“Now, you are 26, get married otherwise you will end up alone for the whole life,” was the remark she used to hear every time, at every family occasion. Her parents wanted her to “settle down” so that they can also be “free from her responsibility”; but she was happy in her life and lives each minute as a day. Relatives used to say her, “siyani banja baad mei to zimeedaria ajyengy.” This is something she always questioned, but she was made to stay quiet by being told off by saying “you don’t know anything.” She often wondered what it is that she does not know, and only after marriage she would understand. She was a free bird, who woke up by 10:00 a.m and slept at 3:00 a.m. Roaming around with friends, eating chaat and gol gappas, watching movies, studying in libraries was her routine; shopping was something she used to spend her whole salary on. There were no timings, she left whenever the plan was made for the outing and returned home happily, singing songs.
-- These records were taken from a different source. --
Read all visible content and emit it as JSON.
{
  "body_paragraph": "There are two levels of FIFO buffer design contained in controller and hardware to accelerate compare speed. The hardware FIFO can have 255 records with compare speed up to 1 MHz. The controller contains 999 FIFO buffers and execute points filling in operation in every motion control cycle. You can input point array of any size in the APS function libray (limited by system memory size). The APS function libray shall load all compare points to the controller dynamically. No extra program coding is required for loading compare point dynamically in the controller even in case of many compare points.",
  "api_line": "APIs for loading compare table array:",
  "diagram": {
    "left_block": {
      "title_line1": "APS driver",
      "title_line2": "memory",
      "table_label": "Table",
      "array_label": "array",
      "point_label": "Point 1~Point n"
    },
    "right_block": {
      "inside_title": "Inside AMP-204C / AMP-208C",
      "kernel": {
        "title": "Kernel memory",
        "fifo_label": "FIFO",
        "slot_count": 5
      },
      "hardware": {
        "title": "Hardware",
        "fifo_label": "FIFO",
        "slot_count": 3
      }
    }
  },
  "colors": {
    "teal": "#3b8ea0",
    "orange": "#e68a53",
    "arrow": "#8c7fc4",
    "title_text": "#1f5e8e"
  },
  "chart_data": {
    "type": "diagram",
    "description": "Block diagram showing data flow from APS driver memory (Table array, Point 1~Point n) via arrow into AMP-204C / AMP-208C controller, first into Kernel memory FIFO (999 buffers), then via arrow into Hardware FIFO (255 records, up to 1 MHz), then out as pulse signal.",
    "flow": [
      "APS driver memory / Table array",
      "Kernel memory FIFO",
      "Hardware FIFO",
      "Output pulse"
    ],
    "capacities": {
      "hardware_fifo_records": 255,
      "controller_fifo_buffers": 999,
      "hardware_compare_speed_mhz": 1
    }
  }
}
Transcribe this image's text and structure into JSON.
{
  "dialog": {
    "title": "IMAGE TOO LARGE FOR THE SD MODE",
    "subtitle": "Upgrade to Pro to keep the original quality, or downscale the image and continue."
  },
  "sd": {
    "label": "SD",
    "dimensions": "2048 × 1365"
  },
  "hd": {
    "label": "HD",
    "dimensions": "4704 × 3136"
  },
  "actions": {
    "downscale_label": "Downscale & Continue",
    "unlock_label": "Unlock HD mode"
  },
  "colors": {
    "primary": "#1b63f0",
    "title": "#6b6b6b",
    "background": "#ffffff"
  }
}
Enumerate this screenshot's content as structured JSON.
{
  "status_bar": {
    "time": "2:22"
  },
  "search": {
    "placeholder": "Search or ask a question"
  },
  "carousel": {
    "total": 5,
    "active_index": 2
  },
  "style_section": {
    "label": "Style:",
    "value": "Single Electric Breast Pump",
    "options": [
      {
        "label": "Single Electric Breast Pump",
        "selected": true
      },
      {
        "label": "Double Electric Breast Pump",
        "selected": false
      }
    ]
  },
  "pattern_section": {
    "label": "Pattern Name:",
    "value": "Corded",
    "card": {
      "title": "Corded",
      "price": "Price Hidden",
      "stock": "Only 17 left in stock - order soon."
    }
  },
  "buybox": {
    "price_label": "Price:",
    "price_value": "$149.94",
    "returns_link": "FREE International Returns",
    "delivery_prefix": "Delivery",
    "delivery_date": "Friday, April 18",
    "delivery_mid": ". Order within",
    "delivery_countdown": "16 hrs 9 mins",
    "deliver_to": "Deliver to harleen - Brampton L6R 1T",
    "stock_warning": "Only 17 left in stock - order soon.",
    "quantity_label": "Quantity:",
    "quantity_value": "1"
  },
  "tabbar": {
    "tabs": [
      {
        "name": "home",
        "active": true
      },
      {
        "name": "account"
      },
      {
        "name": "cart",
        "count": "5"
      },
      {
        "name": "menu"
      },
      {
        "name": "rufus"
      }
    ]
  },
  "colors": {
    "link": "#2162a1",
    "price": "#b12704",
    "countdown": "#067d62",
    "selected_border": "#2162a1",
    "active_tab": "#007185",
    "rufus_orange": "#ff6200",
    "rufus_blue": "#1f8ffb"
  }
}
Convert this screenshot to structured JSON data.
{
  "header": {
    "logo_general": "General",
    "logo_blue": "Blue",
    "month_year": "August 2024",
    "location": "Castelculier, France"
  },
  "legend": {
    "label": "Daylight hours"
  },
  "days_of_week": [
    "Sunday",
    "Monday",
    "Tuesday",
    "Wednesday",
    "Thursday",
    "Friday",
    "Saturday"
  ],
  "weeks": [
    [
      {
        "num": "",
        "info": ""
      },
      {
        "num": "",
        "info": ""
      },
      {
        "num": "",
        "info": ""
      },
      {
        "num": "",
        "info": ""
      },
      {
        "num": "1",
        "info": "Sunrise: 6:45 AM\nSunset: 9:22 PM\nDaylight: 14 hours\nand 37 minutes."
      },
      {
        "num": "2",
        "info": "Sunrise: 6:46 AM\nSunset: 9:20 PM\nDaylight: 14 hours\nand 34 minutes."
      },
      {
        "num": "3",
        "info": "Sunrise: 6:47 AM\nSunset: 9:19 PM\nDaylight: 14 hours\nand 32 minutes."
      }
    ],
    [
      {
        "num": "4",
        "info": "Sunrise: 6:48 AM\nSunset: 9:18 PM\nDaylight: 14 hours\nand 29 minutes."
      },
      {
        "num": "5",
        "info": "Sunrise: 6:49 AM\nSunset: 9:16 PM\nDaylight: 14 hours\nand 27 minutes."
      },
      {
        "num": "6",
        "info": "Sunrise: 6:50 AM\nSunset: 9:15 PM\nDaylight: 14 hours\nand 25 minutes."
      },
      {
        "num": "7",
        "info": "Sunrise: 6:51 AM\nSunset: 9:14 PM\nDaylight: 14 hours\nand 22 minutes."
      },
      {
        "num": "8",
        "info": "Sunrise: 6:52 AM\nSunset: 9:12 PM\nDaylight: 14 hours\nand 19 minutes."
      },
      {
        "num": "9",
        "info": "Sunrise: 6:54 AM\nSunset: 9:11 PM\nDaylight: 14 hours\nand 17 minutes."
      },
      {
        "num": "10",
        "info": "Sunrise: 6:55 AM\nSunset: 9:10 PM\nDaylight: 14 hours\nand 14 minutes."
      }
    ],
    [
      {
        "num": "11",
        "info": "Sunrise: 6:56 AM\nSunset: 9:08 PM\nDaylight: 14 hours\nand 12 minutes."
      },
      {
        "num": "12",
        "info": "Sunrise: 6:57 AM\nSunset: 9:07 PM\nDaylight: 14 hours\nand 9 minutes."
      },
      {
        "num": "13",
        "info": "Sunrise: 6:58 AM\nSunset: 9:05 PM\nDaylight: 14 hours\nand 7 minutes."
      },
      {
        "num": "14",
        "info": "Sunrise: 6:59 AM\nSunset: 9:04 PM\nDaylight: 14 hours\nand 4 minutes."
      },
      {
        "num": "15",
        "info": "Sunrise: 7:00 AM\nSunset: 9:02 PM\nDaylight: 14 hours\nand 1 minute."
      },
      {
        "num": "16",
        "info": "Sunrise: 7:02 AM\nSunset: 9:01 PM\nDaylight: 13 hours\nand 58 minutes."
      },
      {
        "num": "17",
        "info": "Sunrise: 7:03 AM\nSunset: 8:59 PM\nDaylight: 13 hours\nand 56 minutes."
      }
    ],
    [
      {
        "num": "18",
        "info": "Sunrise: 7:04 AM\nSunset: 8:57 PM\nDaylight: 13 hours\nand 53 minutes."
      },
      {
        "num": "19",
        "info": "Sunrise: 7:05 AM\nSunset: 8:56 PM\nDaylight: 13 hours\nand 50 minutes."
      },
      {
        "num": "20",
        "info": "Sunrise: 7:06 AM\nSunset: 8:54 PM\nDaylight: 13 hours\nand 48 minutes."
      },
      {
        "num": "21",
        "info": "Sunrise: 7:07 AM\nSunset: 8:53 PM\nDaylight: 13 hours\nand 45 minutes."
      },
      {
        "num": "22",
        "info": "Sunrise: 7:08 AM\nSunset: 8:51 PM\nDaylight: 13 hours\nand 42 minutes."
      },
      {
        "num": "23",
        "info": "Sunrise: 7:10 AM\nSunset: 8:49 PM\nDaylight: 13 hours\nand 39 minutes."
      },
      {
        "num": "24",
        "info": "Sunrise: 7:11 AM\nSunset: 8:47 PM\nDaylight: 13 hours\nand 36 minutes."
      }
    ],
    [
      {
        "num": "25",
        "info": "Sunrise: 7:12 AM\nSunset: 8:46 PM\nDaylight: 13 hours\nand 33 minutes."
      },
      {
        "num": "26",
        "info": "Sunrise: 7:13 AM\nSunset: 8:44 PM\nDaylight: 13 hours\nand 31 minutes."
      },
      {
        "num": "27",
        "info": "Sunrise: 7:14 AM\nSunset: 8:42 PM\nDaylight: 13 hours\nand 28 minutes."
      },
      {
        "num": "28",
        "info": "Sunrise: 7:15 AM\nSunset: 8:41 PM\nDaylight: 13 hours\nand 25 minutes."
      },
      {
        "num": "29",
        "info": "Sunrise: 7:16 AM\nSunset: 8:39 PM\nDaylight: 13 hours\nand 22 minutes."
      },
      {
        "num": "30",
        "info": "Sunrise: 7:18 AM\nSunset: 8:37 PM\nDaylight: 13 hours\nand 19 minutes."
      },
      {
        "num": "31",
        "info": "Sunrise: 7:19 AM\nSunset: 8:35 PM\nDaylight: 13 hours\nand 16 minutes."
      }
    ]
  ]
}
Soon, she got married and then a new life began. This life was quite different from what she used to live. Now she woke up at 5:00 a.m because she had to prepare breakfast and do all the possible household chores before leaving for office. She cooked all the best possible dishes that her husband loved even if she didn’t like doing so. As far as dresses are concerned, whether she wore saris or suits and that she couldn’t wear short clothes was decided by her husband. On top of this, she now has to give sexual services to the husband as per his wishes, even if she is not in the mood for it and also had to indulge in unprotected sex if he wanted and she had to take medical precautions herself, even if it wasn’t right for her body. Now, she has timings, she has to first seek permission then make a plan; she is only in touch with her friends on Facebook or WhatsApp, but can now no longer write anything she feels like because of her husband checked it. She still went for movies and chaat but with her husband only on a special occasion; it wasn’t an everyday event. Now, she smiles but not so often and her relatives say “smajhdar hogye hai”. Now she completely understood what she was not able to understand earlier. She now understood that she has to carry the “zimmedariyan” of life and not live as she was once upon a time.
The whole life of a woman changes once she enters the ‘patriarchal cage of marriage’. The freedom with which she used to live before her wedding becomes a dream. Marriage is taken as a social norm in society – you have to do it, without this you will not be acceptable in society. Whether you wanted to or not, it is something you have to do, even if for formality for achieving the tag that yes you are “family person” and not afraid of responsibilities. A marriage could be seen as the relation where you get the ‘life partner’, the one who you will be with and will be for you at all times, one who will support you, nurture you, hold you when you will fall and stand by you even when everyone turns against you. Life partner will be a person who will share “life” with you until death separates. It could be a beautiful relation, ideally; but in reality, things turn out very differently, maybe because the term marriage is being understood in a very different sense in the society.
The societal expectations of what an ideal wife is supposed to be and what an ideal husband is supposed to do to convert a relationship which could be a beautiful one into a dominant and subordinate one, where the husband will dominate and rule over the wife and the wife will run her life as per the wishes and conveniences of the husband. The question is why can’t life partners live like partners, why do they have to go by patriarchal societal rules.